We started our Asian adventure in Cambodia, as visiting the wats in Siem Reap was one of the top of the list must dos on this trip.
We had our RTW plane ticket booked for an Auckland-Bangkok flight, but as we didn’t have a lot of time to research Thailand before getting there we decided to begin in Siem Reap and end our two months Indochina adventure in Thailand. The flight from Auckland was interesting in itself, given that for whatever reason both Ryan and I thought that it will be a 4 hours flight or so. Well…it’s in fact a 12 hours flight!! That we were not prepared for Thai airline was good though, they gave us two full meals and a snack in the middle and they had the latest movies available (I got to finally watch the second Hobbit!) so in the end it was a good flight.
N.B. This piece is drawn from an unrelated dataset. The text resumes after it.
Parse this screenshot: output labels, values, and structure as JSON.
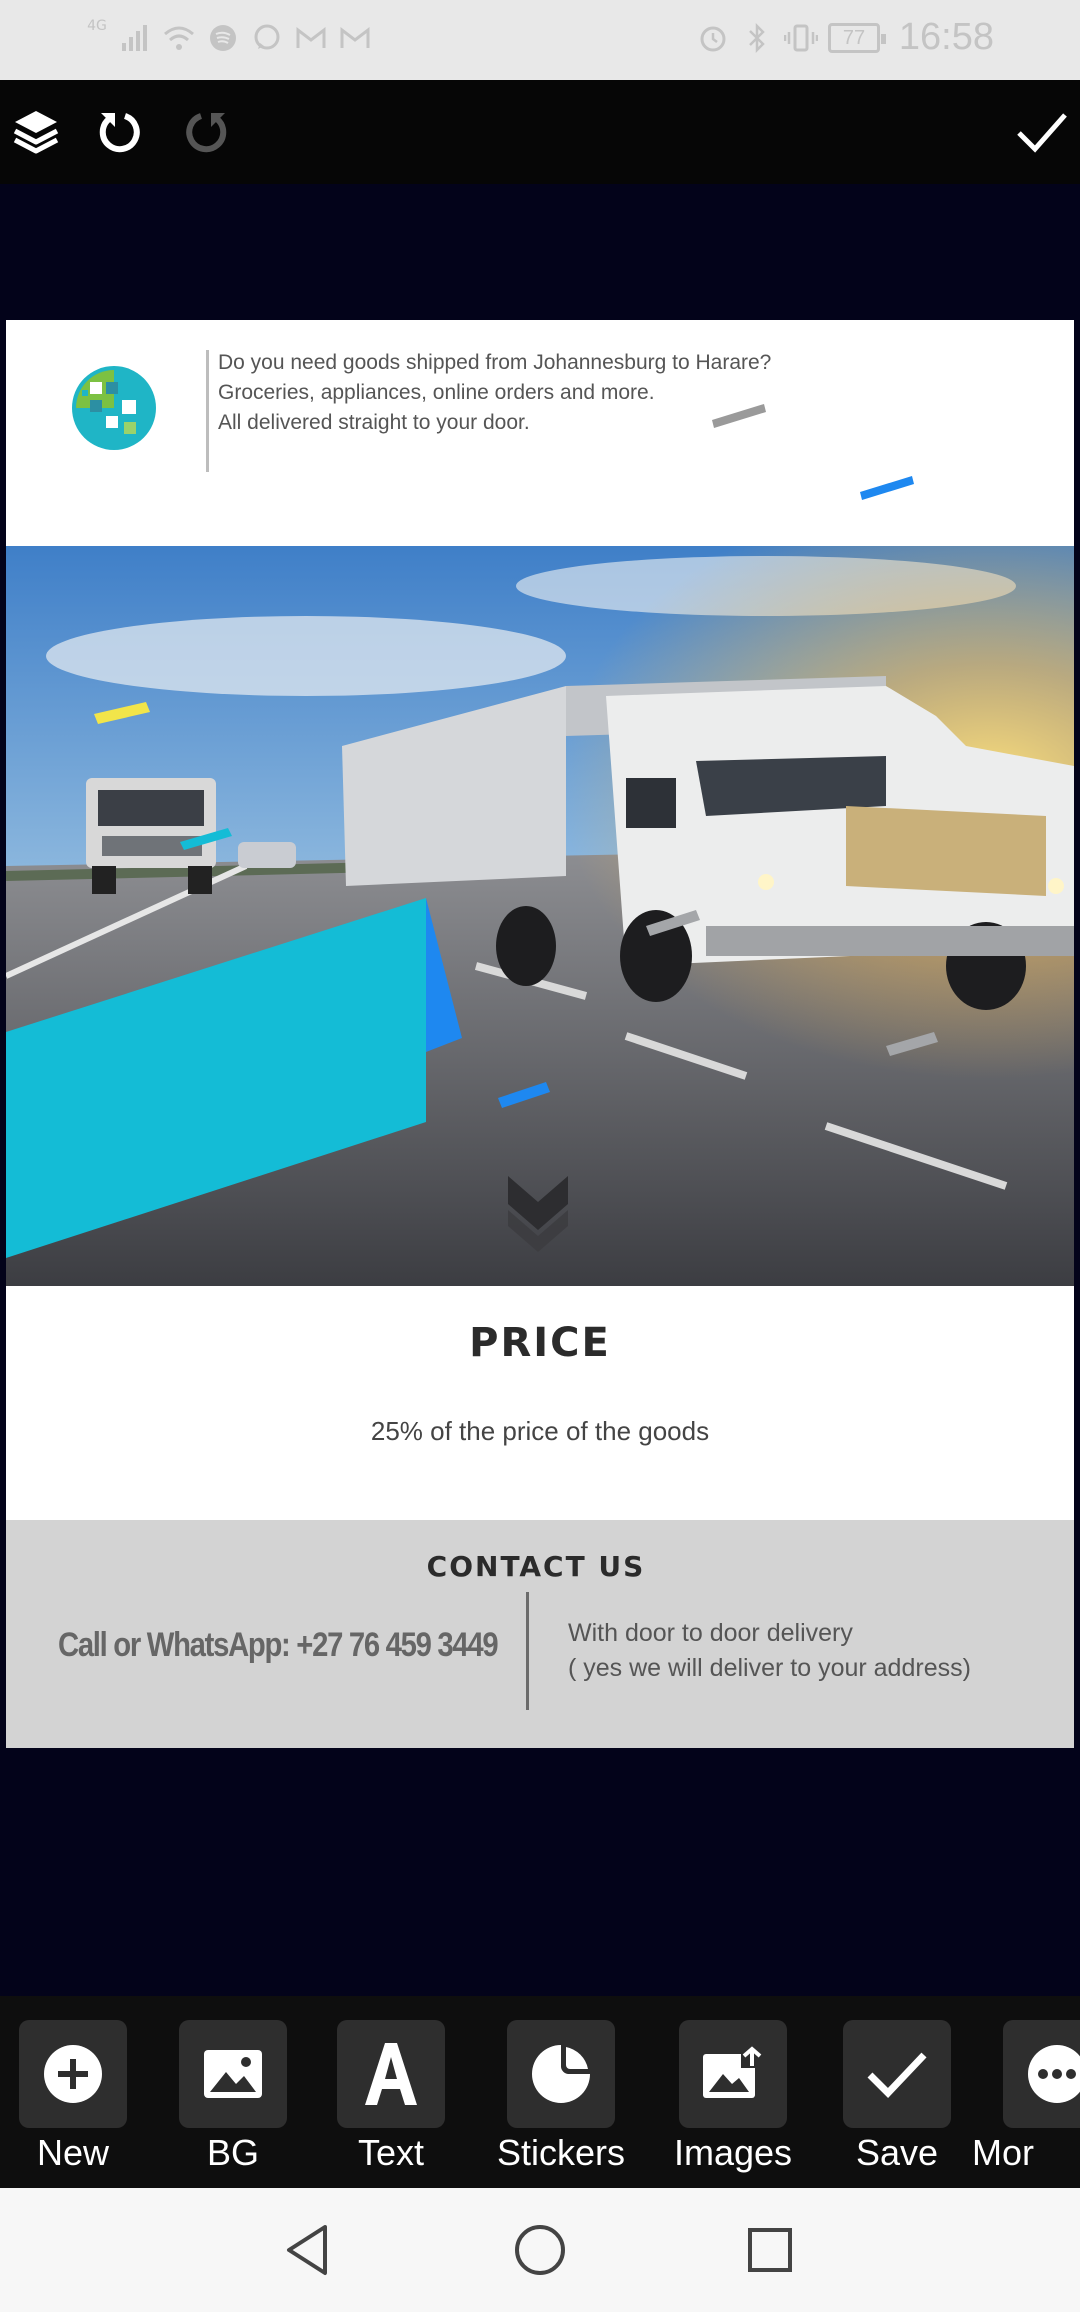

The next morning we took a much shorter flight to Siem Reap, and then the amazement started. Amazing people, amazing sights, amazing weather, amazing wats, amazing food. Everything, just amazing.
The people are warm and welcoming. They might seem serious in the beginning but I ‘blame’ it on them being shy especially when they have to exercise their English. A smile on your face will brighten their face and they will smile and chat with you, greet you into their hotel or restaurant or food stall on the street. They will also try to sell you their food, a tuk tuk or a motorcycle ride, souvenirs and clothes, some durian or ice cream, fried spiders and snakes, but if you really don’t want any (although you should probably try some of these) you just say no, smile, say another no, thank you, and they will let you be. It’s part of the adventure and sometimes it makes it more fun.
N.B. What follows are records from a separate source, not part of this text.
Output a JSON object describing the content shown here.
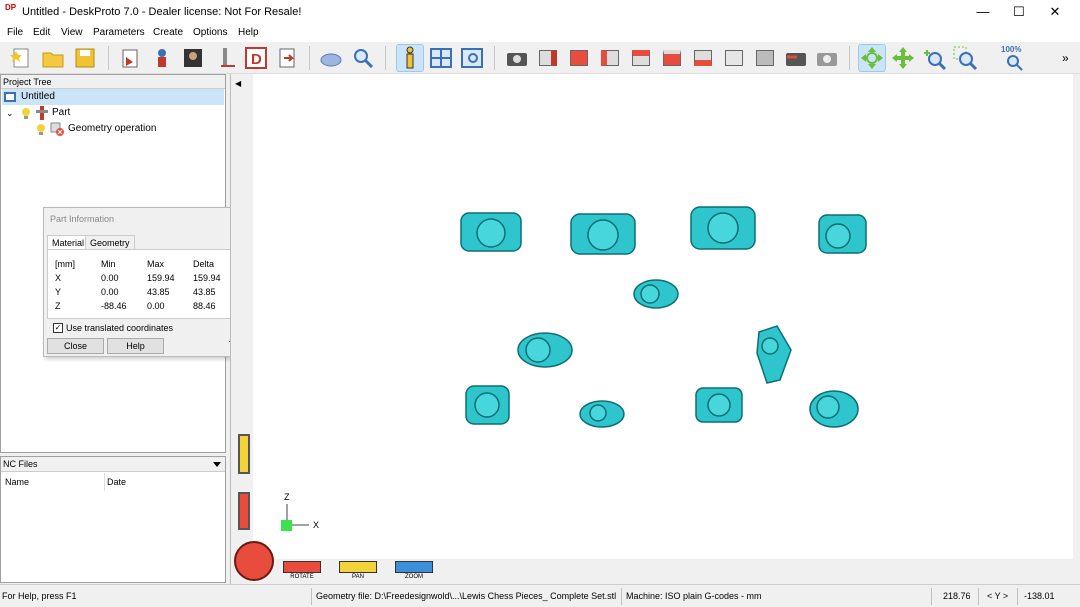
{
  "window": {
    "title": "Untitled - DeskProto 7.0 - Dealer license: Not For Resale!",
    "logo": "DP"
  },
  "menu": [
    "File",
    "Edit",
    "View",
    "Parameters",
    "Create",
    "Options",
    "Help"
  ],
  "toolbar": {
    "zoom_label": "100%"
  },
  "project_tree": {
    "header": "Project Tree",
    "root": "Untitled",
    "part": "Part",
    "operation": "Geometry operation"
  },
  "part_info": {
    "title": "Part Information",
    "tabs": [
      "Material",
      "Geometry"
    ],
    "headers": [
      "[mm]",
      "Min",
      "Max",
      "Delta"
    ],
    "rows": [
      [
        "X",
        "0.00",
        "159.94",
        "159.94"
      ],
      [
        "Y",
        "0.00",
        "43.85",
        "43.85"
      ],
      [
        "Z",
        "-88.46",
        "0.00",
        "88.46"
      ]
    ],
    "checkbox_label": "Use translated coordinates",
    "close": "Close",
    "help": "Help"
  },
  "nc_files": {
    "header": "NC Files",
    "col_name": "Name",
    "col_date": "Date"
  },
  "axes": {
    "z": "Z",
    "x": "X"
  },
  "view_controls": {
    "rotate": "ROTATE",
    "pan": "PAN",
    "zoom": "ZOOM"
  },
  "status": {
    "help": "For Help, press F1",
    "geometry": "Geometry file: D:\\Freedesignwold\\...\\Lewis Chess Pieces_ Complete Set.stl",
    "machine": "Machine: ISO plain G-codes - mm",
    "x": "218.76",
    "axis": "< Y >",
    "y": "-138.01"
  },
  "colors": {
    "model": "#2fc5cc",
    "model_dark": "#0d6e74",
    "selection": "#cce4f7"
  }
}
We had a blast with these two girls advertising (or guarding) their families restaurants very close to our hotel. We were passing them every day on the way out and they were ‘fighting’ over getting us (and every other tourist) in. It was like a contest for them and their persistence got us into their game. We ate there 4 times, twice at each place. They were faking being mad on each other when loosing, but laughing and smiling in the same time. They got very sad when on the last night we told them we are leaving the next day. We also had a very good conversation with the owner of one of the restaurants, the cousin of one of the chatty girls. A young women, that decided she wants to have her own restaurant, got her husband and cousins to help, and got successful at what she is doing. She has no vacation, wants kids but doesn’t have time for that yet, and works all day without a break, but she is happy. And she would not change her life for anything else.
The sights around the city are bucolic (yeah, I really don’t like this word but it just fits here). Green rice paddies, cows and chickens everywhere, water buffalos eating lotus flowers while chilling in the water pools, locals fishing in their boats, stilt houses hiding in the lush vegetation, monkeys jumping in the trees, you name it.
Weather wise prepare for hot and humid if you are here in April like we were. Ride a tuk tuk and let the wind in your face cool you off, drink plenty of cold water (beer is another good option, but do not skip on the water though), walk and sit in the shade whenever possible, wear easy clothes (I have to tell you that a long sleeve loose shirt will do wonders, keeping the sun off you and giving you a much needed breeze to cool your skin) and you will be fine. Oh yes, do not forget a hat and sunglasses, they will also keep the dirt off you eyes and face when riding around.
The wats are what people come here for. We read afterwards that we should have left them for the end of our trip, as the Angkor Wat will spoil you and will make other temples and sites in South Asia feel small. But so far we have not had that feeling yet. Maybe I’ll remember to comment on that in two months, when we will have seen more of these countries. We will dedicate a special post to the wats experience but I had to mention them in this amazing list.
And last but not least on the list: the food! I don’t even have words to describe it. Delicious, tasty, hearty, spicy (not spicy hot, but from the multitude of spices and herbs they use to cook with). And so on. It was a regal just to scroll through menus and see how ingredients that you know can be used in such a different way than you are used to (add some mint to your shrimp and noodles and you will end up with a to die for fresh spring roll) and how things that you would not think of eating make for a delicious food. I am not talking about spiders and snakes here, but about simple things like morning glory. Stir fry it with some garlic and you will lick your fingers afterwards. Put some raw cane sugar cubes in rice flower balls and get a pretty tasty puffy desert.
Curries, hot soups and fried rice are listed under the breakfast section. And they work well, have some before a full day of visiting temples and you will not need anything to eat until you come back.
And the restaurant crawl can continue. Make sure you do not miss the Cambodian barbecue and the grilled seafood available at every corner of the street. More on our culinary experience in a separate post, about our Asian cooking classes adventures.
As I said, just amazing!